Then I notice the man to my right snagging one fish after another with what looks like a green piece of twine and something he calls a “bugger” on the end. I hoped that wasn’t what it sounded like. Fish were jumping around his line by the dozen and he had his limit in about five minutes. Then, he just caught and released them.
I cast out. If he could do it, by God I could do it. My bobber went out really, really far, right to where I’d seen a fish jump. I gave a smug smile. This could come around yet. As I reeled in, I realized my bobber wasn’t moving. My leader had torn in half, not at the knot—mind you—but in half. Nobody could figure that one out.
After relining my pole and getting that dang worm back on, fixing Jordan’s snags about five times and applying some 55 sunscreen to my already-sunburned shoulders, I recast. This time I heard a LOUD splash. A FISH! No. Wait. My reel (you know that thing you turn) went flying into the lake. Seriously. How was I going to get that?
Only one way. I’d have to wade in to the snake-infested, muskrat-swimming lake to get it. This was my mom’s good pole she’d donated to our phase. I had to rescue it. In I went, hoping not to step on any reptilian lake creatures.
Phew. Reel retrieved, my mom mentioned how we didn’t have time to cover reel loss in our lesson, and tried to comfort me by telling me, “It happens to everybody.” Smirks from nearby fishermen indicated otherwise.
Pole re-tooled, we edged closer to Mr. Fancy Fly Fisherman and with humility my mom asked, “Do you think you could help my grandson with a fish?”
“Would he like to land one?” asked the fish whisperer.
“OH, YEAH!” So FW and Jordan landed one, then two and my mom landed one and guess who just kept losing worms? You got it. Worm after worm went on and promptly off my hook, feeding all the fish in the lake.
“Maybe my role in life is not to bring the fish in, but just to feed them,” I thought. And with that, we packed up our sun-burned bodies, our three “dispatched” and cleaned fish and headed out.
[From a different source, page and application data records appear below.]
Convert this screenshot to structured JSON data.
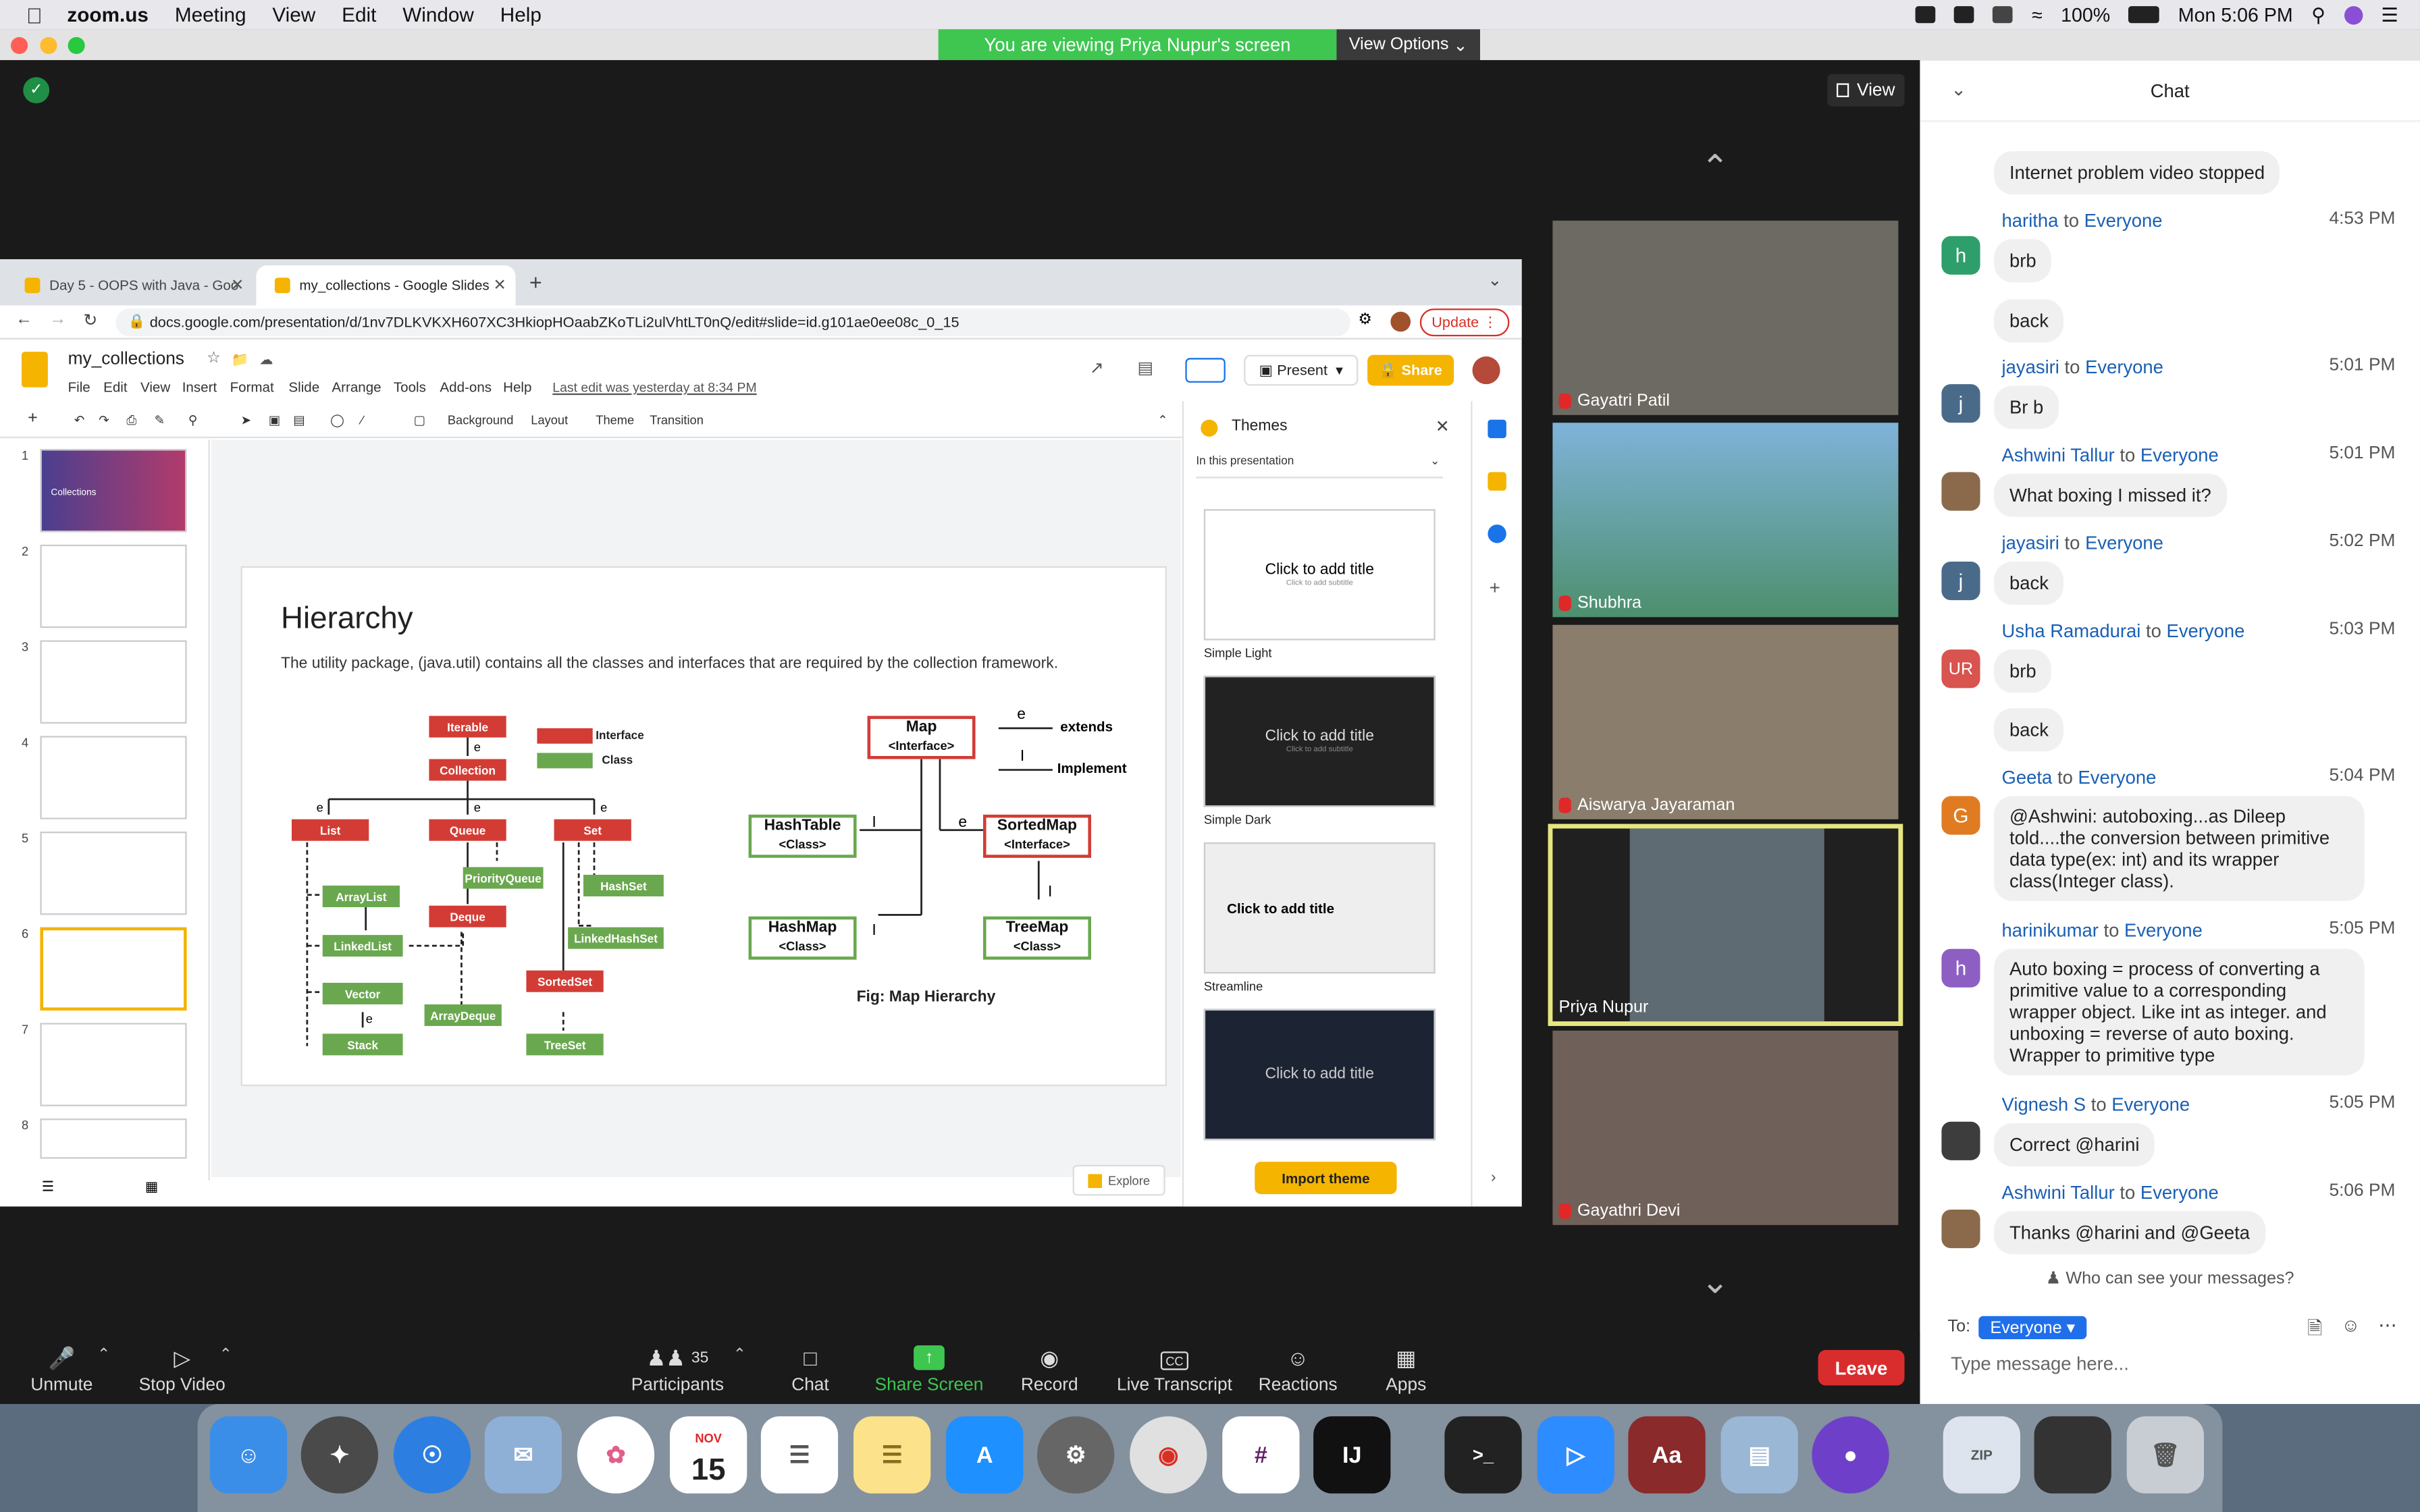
{
  "menubar": {
    "app": "zoom.us",
    "items": [
      "Meeting",
      "View",
      "Edit",
      "Window",
      "Help"
    ],
    "battery": "100%",
    "clock": "Mon 5:06 PM"
  },
  "share": {
    "banner": "You are viewing Priya Nupur's screen",
    "view_options": "View Options",
    "view_label": "View"
  },
  "browser": {
    "tabs": [
      "Day 5 - OOPS with Java - Goo",
      "my_collections - Google Slides"
    ],
    "url": "docs.google.com/presentation/d/1nv7DLKVKXH607XC3HkiopHOaabZKoTLi2ulVhtLT0nQ/edit#slide=id.g101ae0ee08c_0_15",
    "update": "Update"
  },
  "slides": {
    "doc_name": "my_collections",
    "menus": [
      "File",
      "Edit",
      "View",
      "Insert",
      "Format",
      "Slide",
      "Arrange",
      "Tools",
      "Add-ons",
      "Help"
    ],
    "last_edit": "Last edit was yesterday at 8:34 PM",
    "present": "Present",
    "share": "Share",
    "toolbar": [
      "Background",
      "Layout",
      "Theme",
      "Transition"
    ],
    "thumb_numbers": [
      "1",
      "2",
      "3",
      "4",
      "5",
      "6",
      "7",
      "8"
    ],
    "thumb_1_text": "Collections",
    "explore": "Explore"
  },
  "slide": {
    "title": "Hierarchy",
    "subtitle": "The utility package, (java.util) contains all the classes and interfaces that are required by the collection framework.",
    "legend": {
      "interface": "Interface",
      "class": "Class"
    },
    "collection_nodes": {
      "iterable": "Iterable",
      "collection": "Collection",
      "list": "List",
      "queue": "Queue",
      "set": "Set",
      "arraylist": "ArrayList",
      "linkedlist": "LinkedList",
      "vector": "Vector",
      "stack": "Stack",
      "priorityqueue": "PriorityQueue",
      "deque": "Deque",
      "arraydeque": "ArrayDeque",
      "hashset": "HashSet",
      "linkedhashset": "LinkedHashSet",
      "sortedset": "SortedSet",
      "treeset": "TreeSet"
    },
    "edge_labels": {
      "e": "e",
      "i": "I"
    },
    "map": {
      "map": "Map",
      "interface_tag": "<Interface>",
      "class_tag": "<Class>",
      "hashtable": "HashTable",
      "sortedmap": "SortedMap",
      "hashmap": "HashMap",
      "treemap": "TreeMap",
      "extends": "extends",
      "implement": "Implement",
      "caption": "Fig: Map Hierarchy"
    }
  },
  "themes": {
    "header": "Themes",
    "filter": "In this presentation",
    "card_title": "Click to add title",
    "card_sub": "Click to add subtitle",
    "names": [
      "Simple Light",
      "Simple Dark",
      "Streamline"
    ],
    "import": "Import theme"
  },
  "participants": [
    {
      "name": "Gayatri Patil"
    },
    {
      "name": "Shubhra"
    },
    {
      "name": "Aiswarya Jayaraman"
    },
    {
      "name": "Priya Nupur"
    },
    {
      "name": "Gayathri Devi"
    }
  ],
  "chat": {
    "title": "Chat",
    "to_everyone": "to Everyone",
    "messages": [
      {
        "text": "Internet problem video stopped"
      },
      {
        "sender": "haritha",
        "time": "4:53 PM",
        "avatar": "h",
        "color": "#2e9e6a",
        "lines": [
          "brb",
          "back"
        ]
      },
      {
        "sender": "jayasiri",
        "time": "5:01 PM",
        "avatar": "j",
        "color": "#4a6a8a",
        "lines": [
          "Br b"
        ]
      },
      {
        "sender": "Ashwini Tallur",
        "time": "5:01 PM",
        "lines": [
          "What boxing I missed it?"
        ]
      },
      {
        "sender": "jayasiri",
        "time": "5:02 PM",
        "avatar": "j",
        "color": "#4a6a8a",
        "lines": [
          "back"
        ]
      },
      {
        "sender": "Usha Ramadurai",
        "time": "5:03 PM",
        "avatar": "UR",
        "color": "#d9534f",
        "lines": [
          "brb",
          "back"
        ]
      },
      {
        "sender": "Geeta",
        "time": "5:04 PM",
        "avatar": "G",
        "color": "#e07b22",
        "lines": [
          "@Ashwini: autoboxing...as Dileep told....the conversion between primitive data type(ex: int) and its wrapper class(Integer class)."
        ]
      },
      {
        "sender": "harinikumar",
        "time": "5:05 PM",
        "avatar": "h",
        "color": "#8e5fc2",
        "lines": [
          "Auto boxing = process of converting a primitive value to a corresponding wrapper object. Like int as integer. and unboxing = reverse of auto boxing. Wrapper to primitive type"
        ]
      },
      {
        "sender": "Vignesh S",
        "time": "5:05 PM",
        "lines": [
          "Correct @harini"
        ]
      },
      {
        "sender": "Ashwini Tallur",
        "time": "5:06 PM",
        "lines": [
          "Thanks @harini and @Geeta"
        ]
      }
    ],
    "who_can_see": "Who can see your messages?",
    "to_label": "To:",
    "to_value": "Everyone",
    "input_placeholder": "Type message here..."
  },
  "toolbar": {
    "unmute": "Unmute",
    "stop_video": "Stop Video",
    "participants": "Participants",
    "participants_count": "35",
    "chat": "Chat",
    "share_screen": "Share Screen",
    "record": "Record",
    "live_transcript": "Live Transcript",
    "reactions": "Reactions",
    "apps": "Apps",
    "leave": "Leave"
  },
  "dock": {
    "calendar_month": "NOV",
    "calendar_day": "15"
  }
}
“We can tell Dad we each caught one,” said Jordan smiling.
“That’s okay. We’ll just tell him I had the one that got away.”